Task prompt
Print the entries exactly; no image belongs in the copy.

Records to process
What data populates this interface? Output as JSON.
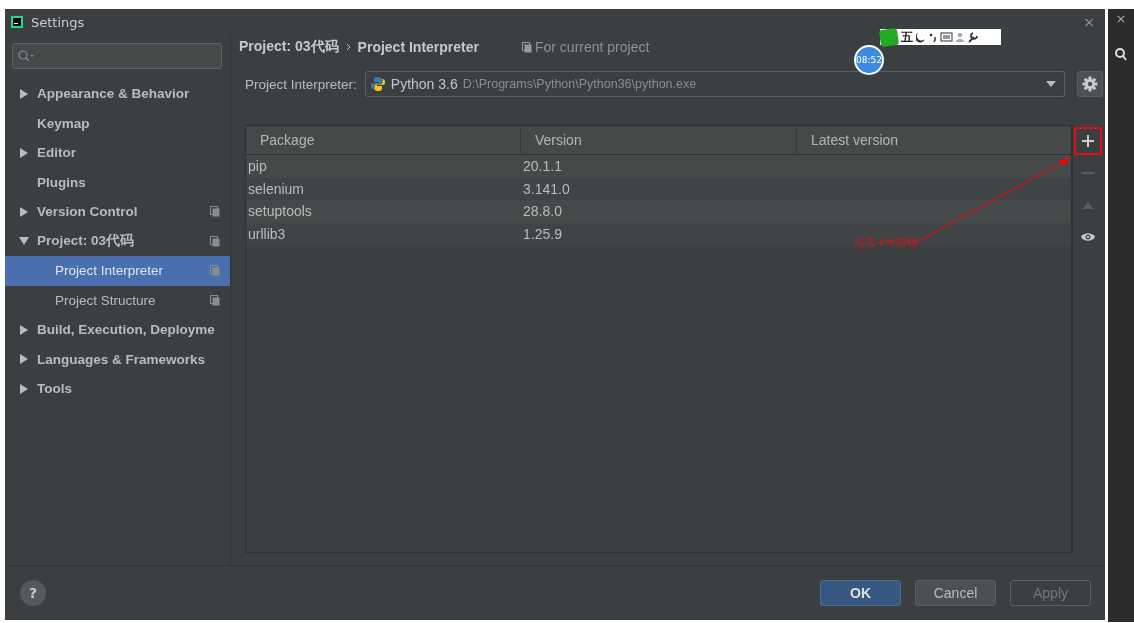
{
  "window": {
    "title": "Settings",
    "close": "×"
  },
  "sidebar": {
    "items": [
      {
        "label": "Appearance & Behavior",
        "kind": "group",
        "expanded": false,
        "shared": false,
        "selected": false
      },
      {
        "label": "Keymap",
        "kind": "page",
        "shared": false,
        "selected": false
      },
      {
        "label": "Editor",
        "kind": "group",
        "expanded": false,
        "shared": false,
        "selected": false
      },
      {
        "label": "Plugins",
        "kind": "page",
        "shared": false,
        "selected": false
      },
      {
        "label": "Version Control",
        "kind": "group",
        "expanded": false,
        "shared": true,
        "selected": false
      },
      {
        "label": "Project: 03代码",
        "kind": "group",
        "expanded": true,
        "shared": true,
        "selected": false,
        "children": [
          {
            "label": "Project Interpreter",
            "shared": true,
            "selected": true
          },
          {
            "label": "Project Structure",
            "shared": true,
            "selected": false
          }
        ]
      },
      {
        "label": "Build, Execution, Deployme",
        "kind": "group",
        "expanded": false,
        "shared": false,
        "selected": false
      },
      {
        "label": "Languages & Frameworks",
        "kind": "group",
        "expanded": false,
        "shared": false,
        "selected": false
      },
      {
        "label": "Tools",
        "kind": "group",
        "expanded": false,
        "shared": false,
        "selected": false
      }
    ]
  },
  "breadcrumb": [
    "Project: 03代码",
    "Project Interpreter"
  ],
  "scope": "For current project",
  "interpreter": {
    "label": "Project Interpreter:",
    "name": "Python 3.6",
    "path": "D:\\Programs\\Python\\Python36\\python.exe"
  },
  "table": {
    "columns": [
      "Package",
      "Version",
      "Latest version"
    ],
    "rows": [
      {
        "package": "pip",
        "version": "20.1.1"
      },
      {
        "package": "selenium",
        "version": "3.141.0"
      },
      {
        "package": "setuptools",
        "version": "28.8.0"
      },
      {
        "package": "urllib3",
        "version": "1.25.9"
      }
    ]
  },
  "table_tools": [
    {
      "kind": "add",
      "disabled": false,
      "highlighted": true
    },
    {
      "kind": "remove",
      "disabled": true,
      "highlighted": false
    },
    {
      "kind": "up",
      "disabled": true,
      "highlighted": false
    },
    {
      "kind": "show",
      "disabled": false,
      "highlighted": false
    }
  ],
  "annotation": "点击+号按钮",
  "footer": {
    "help": "?",
    "buttons": [
      {
        "label": "OK",
        "kind": "primary",
        "disabled": false
      },
      {
        "label": "Cancel",
        "kind": "normal",
        "disabled": false
      },
      {
        "label": "Apply",
        "kind": "normal",
        "disabled": true
      }
    ]
  },
  "overlay": {
    "clock": "08:52",
    "ime": "五"
  }
}
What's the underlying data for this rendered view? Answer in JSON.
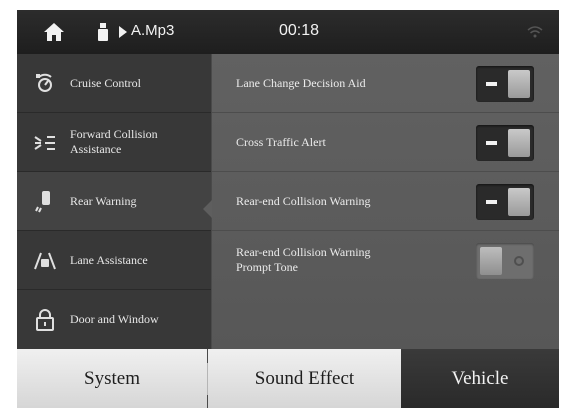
{
  "status_bar": {
    "home_icon": "home-icon",
    "source_icon": "usb-icon",
    "play_icon": "play-icon",
    "track_title": "A.Mp3",
    "time": "00:18",
    "signal_icon": "wifi-signal-icon"
  },
  "sidebar": {
    "items": [
      {
        "label_lines": [
          "Cruise Control"
        ],
        "icon": "cruise-control-icon",
        "active": false
      },
      {
        "label_lines": [
          "Forward Collision",
          "Assistance"
        ],
        "icon": "forward-collision-icon",
        "active": false
      },
      {
        "label_lines": [
          "Rear Warning"
        ],
        "icon": "rear-warning-icon",
        "active": true
      },
      {
        "label_lines": [
          "Lane Assistance"
        ],
        "icon": "lane-assistance-icon",
        "active": false
      },
      {
        "label_lines": [
          "Door and Window"
        ],
        "icon": "lock-icon",
        "active": false
      }
    ]
  },
  "settings": {
    "rows": [
      {
        "label_lines": [
          "Lane Change Decision Aid"
        ],
        "toggle_on": true
      },
      {
        "label_lines": [
          "Cross Traffic Alert"
        ],
        "toggle_on": true
      },
      {
        "label_lines": [
          "Rear-end Collision Warning"
        ],
        "toggle_on": true
      },
      {
        "label_lines": [
          "Rear-end Collision Warning",
          "Prompt Tone"
        ],
        "toggle_on": false
      }
    ]
  },
  "tabs": [
    {
      "label": "System",
      "selected": false
    },
    {
      "label": "Sound Effect",
      "selected": false
    },
    {
      "label": "Vehicle",
      "selected": true
    }
  ],
  "colors": {
    "status_bar_bg": "#262626",
    "sidebar_bg": "#383838",
    "panel_bg": "#5c5c5c",
    "toggle_on_bg": "#2a2a2a",
    "toggle_off_bg": "#6e6e6e",
    "tab_light_bg": "#e2e2e2",
    "tab_selected_bg": "#303030"
  }
}
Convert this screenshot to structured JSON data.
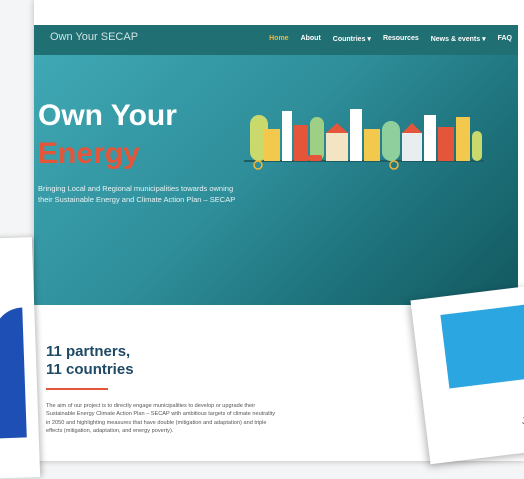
{
  "brand": "Own Your SECAP",
  "nav": [
    "Home",
    "About",
    "Countries ▾",
    "Resources",
    "News & events ▾",
    "FAQ"
  ],
  "hero": {
    "title_line1": "Own Your",
    "title_line2": "Energy",
    "subtitle": "Bringing Local and Regional municipalities towards owning their Sustainable Energy and Climate Action Plan – SECAP"
  },
  "section": {
    "heading_line1": "11 partners,",
    "heading_line2": "11 countries",
    "paragraph": "The aim of our project is to directly engage municipalities to develop or upgrade their Sustainable Energy Climate Action Plan – SECAP with ambitious targets of climate neutrality in 2050 and highlighting measures that have double (mitigation and adaptation) and triple effects (mitigation, adaptation, and energy poverty)."
  },
  "right_card_letter": "J",
  "colors": {
    "nav": "#1f6f73",
    "accent": "#e4553a",
    "active": "#f2b63a",
    "heading": "#1f4a66"
  }
}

Output for this exercise
What data populates this interface? Output as JSON.
{
  "window": {
    "title": "Settings",
    "close": "×"
  },
  "sidebar": {
    "items": [
      {
        "label": "Appearance & Behavior",
        "kind": "group",
        "expanded": false,
        "shared": false,
        "selected": false
      },
      {
        "label": "Keymap",
        "kind": "page",
        "shared": false,
        "selected": false
      },
      {
        "label": "Editor",
        "kind": "group",
        "expanded": false,
        "shared": false,
        "selected": false
      },
      {
        "label": "Plugins",
        "kind": "page",
        "shared": false,
        "selected": false
      },
      {
        "label": "Version Control",
        "kind": "group",
        "expanded": false,
        "shared": true,
        "selected": false
      },
      {
        "label": "Project: 03代码",
        "kind": "group",
        "expanded": true,
        "shared": true,
        "selected": false,
        "children": [
          {
            "label": "Project Interpreter",
            "shared": true,
            "selected": true
          },
          {
            "label": "Project Structure",
            "shared": true,
            "selected": false
          }
        ]
      },
      {
        "label": "Build, Execution, Deployme",
        "kind": "group",
        "expanded": false,
        "shared": false,
        "selected": false
      },
      {
        "label": "Languages & Frameworks",
        "kind": "group",
        "expanded": false,
        "shared": false,
        "selected": false
      },
      {
        "label": "Tools",
        "kind": "group",
        "expanded": false,
        "shared": false,
        "selected": false
      }
    ]
  },
  "breadcrumb": [
    "Project: 03代码",
    "Project Interpreter"
  ],
  "scope": "For current project",
  "interpreter": {
    "label": "Project Interpreter:",
    "name": "Python 3.6",
    "path": "D:\\Programs\\Python\\Python36\\python.exe"
  },
  "table": {
    "columns": [
      "Package",
      "Version",
      "Latest version"
    ],
    "rows": [
      {
        "package": "pip",
        "version": "20.1.1"
      },
      {
        "package": "selenium",
        "version": "3.141.0"
      },
      {
        "package": "setuptools",
        "version": "28.8.0"
      },
      {
        "package": "urllib3",
        "version": "1.25.9"
      }
    ]
  },
  "table_tools": [
    {
      "kind": "add",
      "disabled": false,
      "highlighted": true
    },
    {
      "kind": "remove",
      "disabled": true,
      "highlighted": false
    },
    {
      "kind": "up",
      "disabled": true,
      "highlighted": false
    },
    {
      "kind": "show",
      "disabled": false,
      "highlighted": false
    }
  ],
  "annotation": "点击+号按钮",
  "footer": {
    "help": "?",
    "buttons": [
      {
        "label": "OK",
        "kind": "primary",
        "disabled": false
      },
      {
        "label": "Cancel",
        "kind": "normal",
        "disabled": false
      },
      {
        "label": "Apply",
        "kind": "normal",
        "disabled": true
      }
    ]
  },
  "overlay": {
    "clock": "08:52",
    "ime": "五"
  }
}
What's the underlying data for this rendered view? Answer in JSON.
{
  "status_bar": {
    "home_icon": "home-icon",
    "source_icon": "usb-icon",
    "play_icon": "play-icon",
    "track_title": "A.Mp3",
    "time": "00:18",
    "signal_icon": "wifi-signal-icon"
  },
  "sidebar": {
    "items": [
      {
        "label_lines": [
          "Cruise Control"
        ],
        "icon": "cruise-control-icon",
        "active": false
      },
      {
        "label_lines": [
          "Forward Collision",
          "Assistance"
        ],
        "icon": "forward-collision-icon",
        "active": false
      },
      {
        "label_lines": [
          "Rear Warning"
        ],
        "icon": "rear-warning-icon",
        "active": true
      },
      {
        "label_lines": [
          "Lane Assistance"
        ],
        "icon": "lane-assistance-icon",
        "active": false
      },
      {
        "label_lines": [
          "Door and Window"
        ],
        "icon": "lock-icon",
        "active": false
      }
    ]
  },
  "settings": {
    "rows": [
      {
        "label_lines": [
          "Lane Change Decision Aid"
        ],
        "toggle_on": true
      },
      {
        "label_lines": [
          "Cross Traffic Alert"
        ],
        "toggle_on": true
      },
      {
        "label_lines": [
          "Rear-end Collision Warning"
        ],
        "toggle_on": true
      },
      {
        "label_lines": [
          "Rear-end Collision Warning",
          "Prompt Tone"
        ],
        "toggle_on": false
      }
    ]
  },
  "tabs": [
    {
      "label": "System",
      "selected": false
    },
    {
      "label": "Sound Effect",
      "selected": false
    },
    {
      "label": "Vehicle",
      "selected": true
    }
  ],
  "colors": {
    "status_bar_bg": "#262626",
    "sidebar_bg": "#383838",
    "panel_bg": "#5c5c5c",
    "toggle_on_bg": "#2a2a2a",
    "toggle_off_bg": "#6e6e6e",
    "tab_light_bg": "#e2e2e2",
    "tab_selected_bg": "#303030"
  }
}
Convert this screenshot to structured JSON data.
{
  "brand": "Own Your SECAP",
  "nav": [
    "Home",
    "About",
    "Countries ▾",
    "Resources",
    "News & events ▾",
    "FAQ"
  ],
  "hero": {
    "title_line1": "Own Your",
    "title_line2": "Energy",
    "subtitle": "Bringing Local and Regional municipalities towards owning their Sustainable Energy and Climate Action Plan – SECAP"
  },
  "section": {
    "heading_line1": "11 partners,",
    "heading_line2": "11 countries",
    "paragraph": "The aim of our project is to directly engage municipalities to develop or upgrade their Sustainable Energy Climate Action Plan – SECAP with ambitious targets of climate neutrality in 2050 and highlighting measures that have double (mitigation and adaptation) and triple effects (mitigation, adaptation, and energy poverty)."
  },
  "right_card_letter": "J",
  "colors": {
    "nav": "#1f6f73",
    "accent": "#e4553a",
    "active": "#f2b63a",
    "heading": "#1f4a66"
  }
}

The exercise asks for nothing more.